When it comes to commercial Distillery equipment manufacturer, a boiler is a must. It warms up the mash to a point that makes it easier to mix, which is essential in brewing beer and other spirits. It also helps neutralize some of the sulfur compounds that form during fermentation, which can negatively affect taste and aroma. The best option for the beginner stillmaker is copper, which conducts heat more efficiently than stainless steel and costs less to purchase.
A manufacturer of standard and custom chemical, oil/gas and solvent distillation equipment. Products include trays, reboilers, condensers, stripping and enriching sections used for solvent, alcohol and essence recovery. Design, fabrication, process modeling and lab testing services are available. Also offers rotary evaporators and vapor recompression systems. Serves the agricultural, pharmaceutical, biopharmaceutical, food processing, renewable fuel and CBD oil industries.
As you plan your own distillery, it is important to consider all of the processes that will take place and their safety requirements. In general, the International Building Code and resulting state codes dictate that any operations that produce class 1B or 1C flammable liquids must live in a hazard zone (H-3). That includes the distilling operation itself as well as storage tanks for the distilled liquid. The non-hazardous operations such as the mash cooking and fermenting should live in a different area or building.
Distillers must have tanks for fermentation and storage, as well as bottling their spirits. They also need a mash tun and boiler to create the liquid that will run through their stills.
Haas, who runs New Orleans distillery Atelier Vie, explains that purchasing equipment for a start-up can be pricey. He recommends that new distillers keep growth in mind with all their purchases and look for equipment that has a lot of potential for expansion. He uses a combination of local providers, online retailers and the McMaster-Carr manufacturing equipment catalog to source his supplies.
Many manufacturers offer a variety of tank supplies to fit the specific needs of craft distilleries. For example, some provide insulated tanks for fermenting and storing liquids. Others offer meter options to monitor pressure levels in tanks and help minimize loss over time. They also offer tank stands and other accessories that allow a distiller to make the most of their space.

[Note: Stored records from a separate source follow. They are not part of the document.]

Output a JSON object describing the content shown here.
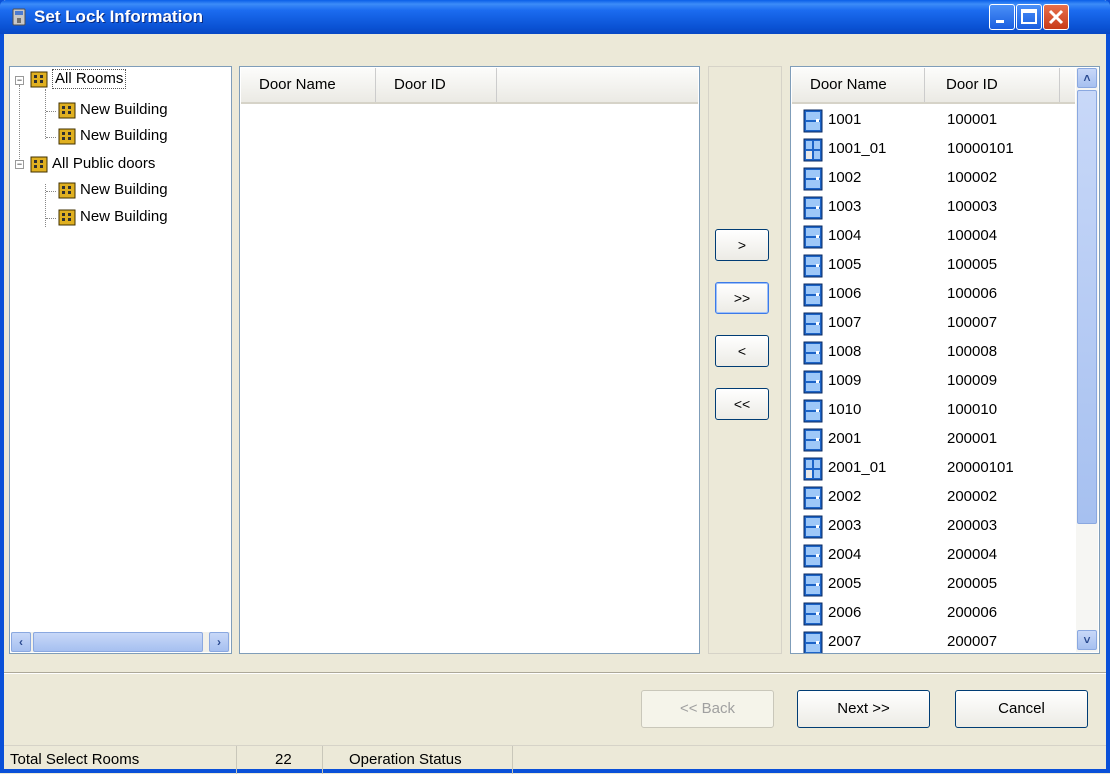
{
  "window": {
    "title": "Set Lock Information"
  },
  "tree": {
    "nodes": [
      {
        "label": "All Rooms",
        "level": 0
      },
      {
        "label": "New Building",
        "level": 1
      },
      {
        "label": "New Building",
        "level": 1
      },
      {
        "label": "All Public doors",
        "level": 0
      },
      {
        "label": "New Building",
        "level": 1
      },
      {
        "label": "New Building",
        "level": 1
      }
    ]
  },
  "selected_list": {
    "columns": [
      "Door Name",
      "Door ID"
    ],
    "rows": []
  },
  "transfer_buttons": {
    "add_one": ">",
    "add_all": ">>",
    "remove_one": "<",
    "remove_all": "<<"
  },
  "available_list": {
    "columns": [
      "Door Name",
      "Door ID"
    ],
    "rows": [
      {
        "name": "1001",
        "id": "100001",
        "icon": "door-icon"
      },
      {
        "name": "1001_01",
        "id": "10000101",
        "icon": "door-sub-icon"
      },
      {
        "name": "1002",
        "id": "100002",
        "icon": "door-icon"
      },
      {
        "name": "1003",
        "id": "100003",
        "icon": "door-icon"
      },
      {
        "name": "1004",
        "id": "100004",
        "icon": "door-icon"
      },
      {
        "name": "1005",
        "id": "100005",
        "icon": "door-icon"
      },
      {
        "name": "1006",
        "id": "100006",
        "icon": "door-icon"
      },
      {
        "name": "1007",
        "id": "100007",
        "icon": "door-icon"
      },
      {
        "name": "1008",
        "id": "100008",
        "icon": "door-icon"
      },
      {
        "name": "1009",
        "id": "100009",
        "icon": "door-icon"
      },
      {
        "name": "1010",
        "id": "100010",
        "icon": "door-icon"
      },
      {
        "name": "2001",
        "id": "200001",
        "icon": "door-icon"
      },
      {
        "name": "2001_01",
        "id": "20000101",
        "icon": "door-sub-icon"
      },
      {
        "name": "2002",
        "id": "200002",
        "icon": "door-icon"
      },
      {
        "name": "2003",
        "id": "200003",
        "icon": "door-icon"
      },
      {
        "name": "2004",
        "id": "200004",
        "icon": "door-icon"
      },
      {
        "name": "2005",
        "id": "200005",
        "icon": "door-icon"
      },
      {
        "name": "2006",
        "id": "200006",
        "icon": "door-icon"
      },
      {
        "name": "2007",
        "id": "200007",
        "icon": "door-icon"
      }
    ]
  },
  "buttons": {
    "back": "<< Back",
    "next": "Next >>",
    "cancel": "Cancel"
  },
  "status_bar": {
    "label": "Total Select Rooms",
    "count": "22",
    "operation": "Operation Status"
  },
  "colors": {
    "titlebar": "#0a52d4",
    "door_icon": "#1c64c8"
  }
}
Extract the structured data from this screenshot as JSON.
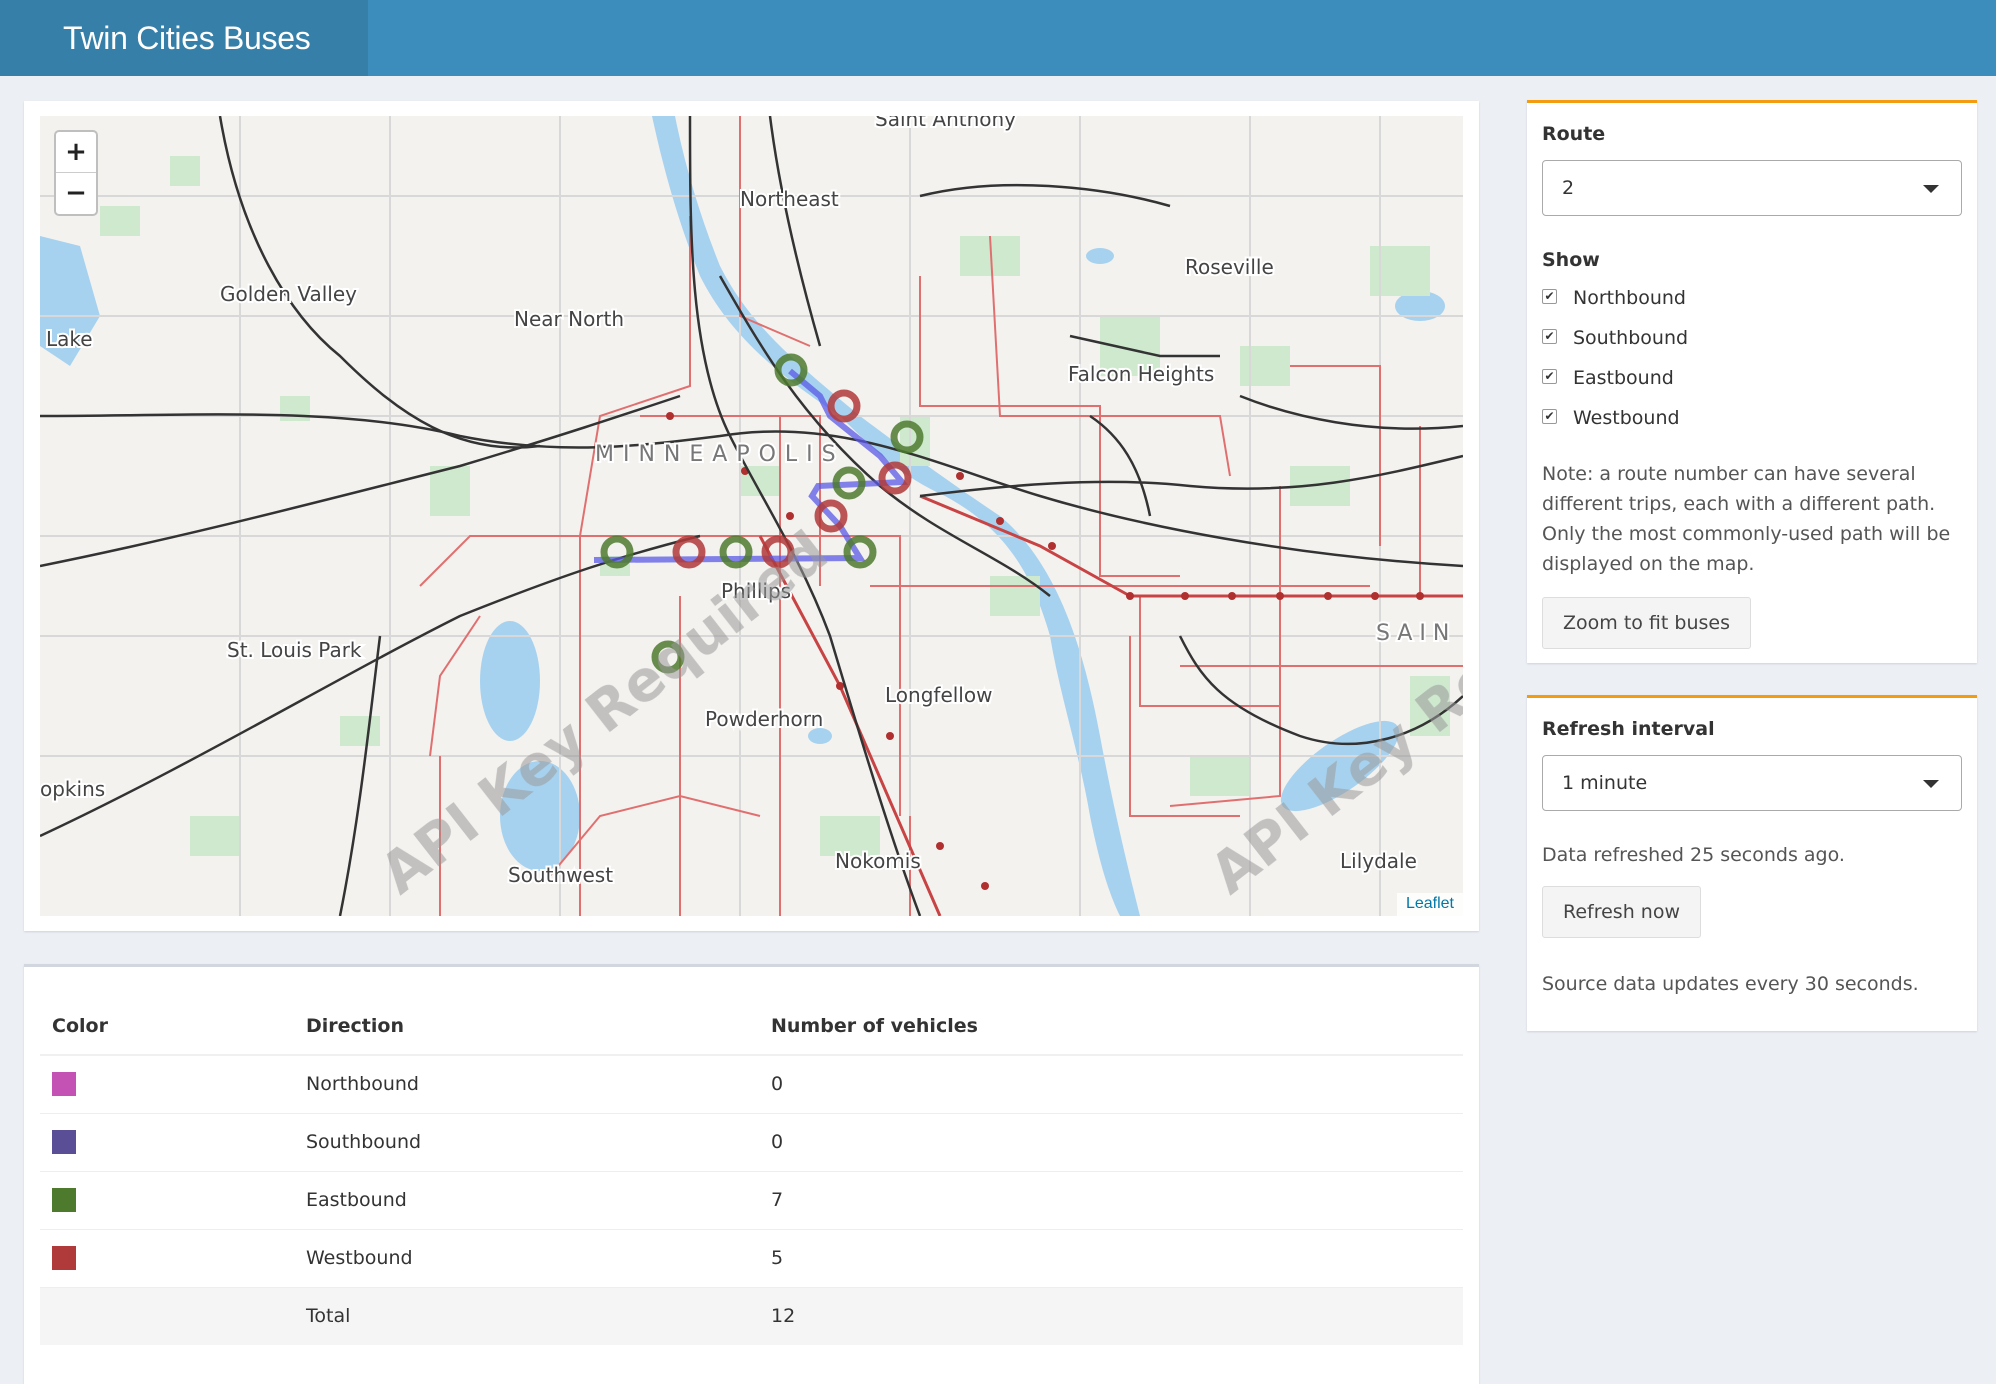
{
  "header": {
    "title": "Twin Cities Buses"
  },
  "map": {
    "zoom_in": "+",
    "zoom_out": "−",
    "attribution": "Leaflet",
    "watermark": "API Key Required",
    "place_labels": [
      "Saint Anthony",
      "Northeast",
      "Roseville",
      "Golden Valley",
      "Near North",
      "Lake",
      "Falcon Heights",
      "MINNEAPOLIS",
      "Phillips",
      "St. Louis Park",
      "SAIN",
      "Longfellow",
      "Powderhorn",
      "opkins",
      "Nokomis",
      "Southwest",
      "Lilydale"
    ],
    "colors": {
      "eastbound": "#4e7a2e",
      "westbound": "#b03a3a",
      "route_path": "#5a5ae6",
      "transit_lines": "#e07070"
    }
  },
  "table": {
    "headers": [
      "Color",
      "Direction",
      "Number of vehicles"
    ],
    "rows": [
      {
        "color": "#c451b4",
        "direction": "Northbound",
        "count": "0"
      },
      {
        "color": "#5a4f97",
        "direction": "Southbound",
        "count": "0"
      },
      {
        "color": "#4e7a2e",
        "direction": "Eastbound",
        "count": "7"
      },
      {
        "color": "#b03a3a",
        "direction": "Westbound",
        "count": "5"
      }
    ],
    "total": {
      "label": "Total",
      "count": "12"
    }
  },
  "route_panel": {
    "route_label": "Route",
    "route_value": "2",
    "show_label": "Show",
    "checkboxes": [
      {
        "label": "Northbound",
        "checked": true
      },
      {
        "label": "Southbound",
        "checked": true
      },
      {
        "label": "Eastbound",
        "checked": true
      },
      {
        "label": "Westbound",
        "checked": true
      }
    ],
    "note_lines": [
      "Note: a route number can have several",
      "different trips, each with a different path.",
      "Only the most commonly-used path will be",
      "displayed on the map."
    ],
    "zoom_button": "Zoom to fit buses"
  },
  "refresh_panel": {
    "label": "Refresh interval",
    "value": "1 minute",
    "status": "Data refreshed 25 seconds ago.",
    "button": "Refresh now",
    "footnote": "Source data updates every 30 seconds."
  },
  "icons": {
    "check": "✔",
    "dropdown": "caret-down"
  }
}
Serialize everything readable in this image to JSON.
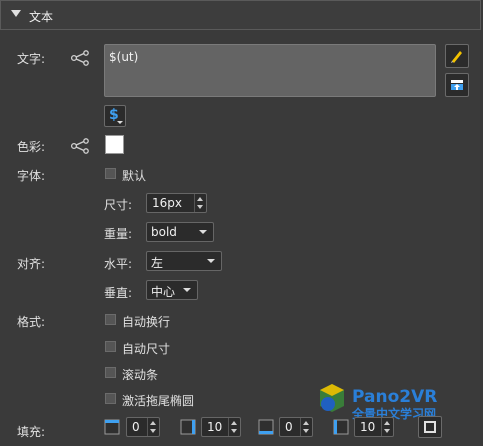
{
  "section": {
    "title": "文本"
  },
  "text_field": {
    "label": "文字:",
    "value": "$(ut)"
  },
  "variable_button": {
    "symbol": "$"
  },
  "color": {
    "label": "色彩:",
    "value": "#ffffff"
  },
  "font": {
    "label": "字体:",
    "default_label": "默认",
    "size_label": "尺寸:",
    "size_value": "16px",
    "weight_label": "重量:",
    "weight_value": "bold"
  },
  "align": {
    "label": "对齐:",
    "horizontal_label": "水平:",
    "horizontal_value": "左",
    "vertical_label": "垂直:",
    "vertical_value": "中心"
  },
  "format": {
    "label": "格式:",
    "options": [
      "自动换行",
      "自动尺寸",
      "滚动条",
      "激活拖尾椭圆"
    ]
  },
  "padding": {
    "label": "填充:",
    "top": "0",
    "right": "10",
    "bottom": "0",
    "left": "10"
  },
  "watermark": {
    "brand": "Pano2VR",
    "subtitle": "全景中文学习网"
  },
  "colors": {
    "background": "#3a3a3a",
    "accent": "#3fa0f0",
    "pencil": "#f2c200"
  }
}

Other manufacturers offer scientific and industrial laboratory supplies made of borosilicate glass, including beakers, flasks and tubes. They serve a range of industries, including food processing, pharmaceutical, aviation, automotive and metalworking. Some of their products include distillation equipment such as rotary vacuum and thermocouple evaporators. They also manufacture vapor compression, circulating flash and thermal distillation systems. Other supplies include solvent recovery, distillation and adsorption columns, aspirator bottles, steam generators and distillation kits.